==== PROVIDED MATERIAL

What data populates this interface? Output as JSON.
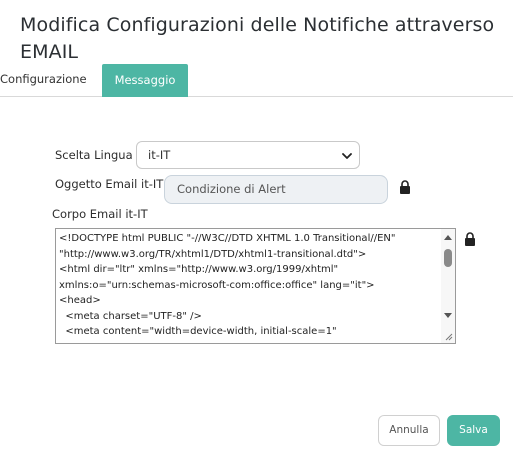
{
  "header": {
    "title": "Modifica Configurazioni delle Notifiche attraverso EMAIL"
  },
  "tabs": [
    {
      "label": "Configurazione",
      "active": false
    },
    {
      "label": "Messaggio",
      "active": true
    }
  ],
  "form": {
    "language_label": "Scelta Lingua",
    "language_value": "it-IT",
    "subject_label": "Oggetto Email it-IT",
    "subject_value": "Condizione di Alert",
    "body_label": "Corpo Email it-IT",
    "body_value": "<!DOCTYPE html PUBLIC \"-//W3C//DTD XHTML 1.0 Transitional//EN\" \"http://www.w3.org/TR/xhtml1/DTD/xhtml1-transitional.dtd\">\n<html dir=\"ltr\" xmlns=\"http://www.w3.org/1999/xhtml\" xmlns:o=\"urn:schemas-microsoft-com:office:office\" lang=\"it\">\n<head>\n  <meta charset=\"UTF-8\" />\n  <meta content=\"width=device-width, initial-scale=1\""
  },
  "actions": {
    "cancel_label": "Annulla",
    "save_label": "Salva"
  },
  "icons": {
    "lock": "lock-icon",
    "select_chevron": "chevron-down-icon"
  },
  "colors": {
    "accent": "#4db6a4",
    "subject_bg": "#eef1f4"
  }
}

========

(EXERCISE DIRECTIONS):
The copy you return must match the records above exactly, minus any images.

(FINISHED EXERCISE):
What data populates this interface? Output as JSON.
{
  "header": {
    "title": "Modifica Configurazioni delle Notifiche attraverso EMAIL"
  },
  "tabs": [
    {
      "label": "Configurazione",
      "active": false
    },
    {
      "label": "Messaggio",
      "active": true
    }
  ],
  "form": {
    "language_label": "Scelta Lingua",
    "language_value": "it-IT",
    "subject_label": "Oggetto Email it-IT",
    "subject_value": "Condizione di Alert",
    "body_label": "Corpo Email it-IT",
    "body_value": "<!DOCTYPE html PUBLIC \"-//W3C//DTD XHTML 1.0 Transitional//EN\" \"http://www.w3.org/TR/xhtml1/DTD/xhtml1-transitional.dtd\">\n<html dir=\"ltr\" xmlns=\"http://www.w3.org/1999/xhtml\" xmlns:o=\"urn:schemas-microsoft-com:office:office\" lang=\"it\">\n<head>\n  <meta charset=\"UTF-8\" />\n  <meta content=\"width=device-width, initial-scale=1\""
  },
  "actions": {
    "cancel_label": "Annulla",
    "save_label": "Salva"
  },
  "icons": {
    "lock": "lock-icon",
    "select_chevron": "chevron-down-icon"
  },
  "colors": {
    "accent": "#4db6a4",
    "subject_bg": "#eef1f4"
  }
}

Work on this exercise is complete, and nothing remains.